Thursday, August 30, 2012

Zen: Banishing a Ghost

Roshi Jeff Albrizze (, Ron Crosthwaite, Dhr. Seven, Wisdom Quarterly
"Brown Lady" ghost (
Banishing a Ghost
The wife of a man became very sick. On her deathbed, she said to him, "I love you so much! I don't want to leave you, and I don't want you to betray me. Promise that you will not see any other women once I die, or I will return to haunt you!"

For several months after her death, the husband avoided other women. But then he met someone and fell in love. On the night that they were engaged to be married, the ghost of his former wife appeared.

She blamed him for not keeping the promise, and every night thereafter she returned to taunt him. The ghost would remind him of everything that transpired between him and his fiancee that day, even to the point of repeating, word for word, their conversations. It upset him so badly that he could no longer sleep.
Desperate, he sought the advice of a Zen master who lived near the village. "This is a very clever ghost," the master said upon hearing the man's story. "It is!" replied the man. "She remembers every detail of what I say and do. It knows everything!" 
The master smiled, "You should admire such a ghost, but I will tell you what to do the next time you see it."

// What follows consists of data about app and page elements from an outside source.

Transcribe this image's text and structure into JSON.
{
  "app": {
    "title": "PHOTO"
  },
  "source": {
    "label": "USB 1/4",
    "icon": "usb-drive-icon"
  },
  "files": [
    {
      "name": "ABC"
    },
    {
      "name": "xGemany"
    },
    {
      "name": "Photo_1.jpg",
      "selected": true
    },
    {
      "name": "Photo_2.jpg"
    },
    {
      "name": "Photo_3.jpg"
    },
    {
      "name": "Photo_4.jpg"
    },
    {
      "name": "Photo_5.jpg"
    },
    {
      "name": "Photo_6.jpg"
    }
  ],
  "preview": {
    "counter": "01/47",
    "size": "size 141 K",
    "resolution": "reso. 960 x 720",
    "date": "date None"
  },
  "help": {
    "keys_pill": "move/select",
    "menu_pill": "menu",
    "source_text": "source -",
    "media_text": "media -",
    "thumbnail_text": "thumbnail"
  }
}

That night the ghost returned. The man responded just as the master had advised: "You are such a wise ghost," the man said. "You know that I can hide nothing from you. If you can answer me one question, I will break off the engagement and remain single for the rest of my life."
"Ask your question," the ghost replied. The man scooped up a handful of beans from a large bag on the floor, "Tell me exactly how many beans there are in my hand."

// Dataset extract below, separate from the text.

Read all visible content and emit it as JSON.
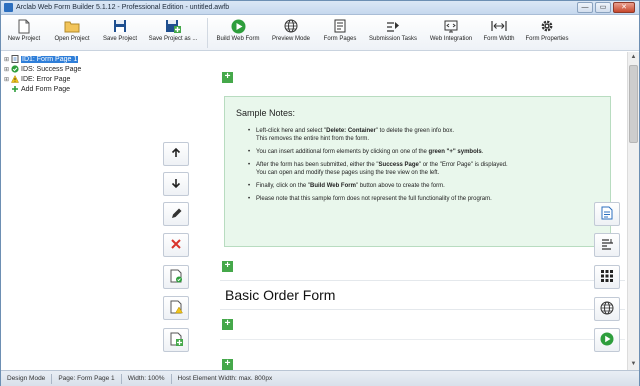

At that moment the ghost disappeared and never returned.
Ghosts are real (
This story speaks to the way we often let past experiences and subconscious thought patterns crowd out our experience of our present day life.
  • How do we let thoughts and memories about the past “haunt” us?
  • When has a self-limiting belief, based on a past relationship, interfered with a current relationship?
  • Do we have harmful emotional survival patterns subconsciously adopted and, if so, how can mindfulness practice help us see and release them?
  • How can our Zen practice of being in the moment be related to “counting beans”? 
  • Can this mindfulness help us put painful memories in perspective and loosen our “death grip” of clinging and attachment to how we think things must be?
See the discussion live or participate. PasaDharma has chosen this old Zen story as the group reading for tonight (Thursday, 7:00 pm, Aug. 30, 2012). Roshi Albrizze explains.
When I first read "Banishing a Ghost" about 15 years ago, it didn't make much sense to me. After revisiting it this week, it really opened up for me. The way it spoke to me is that the symbolism of the "ghost wife" is really the way my mind wants to hold on to old stories and conditions as a permanent abiding sense of self. The "handful of beans" symbolizes the present moment and the liberation from the suffering of grasping at thoughts and memories that comes when we commit to being present in the moment, experiencing our everyday activity as the Buddha Way.

No comments: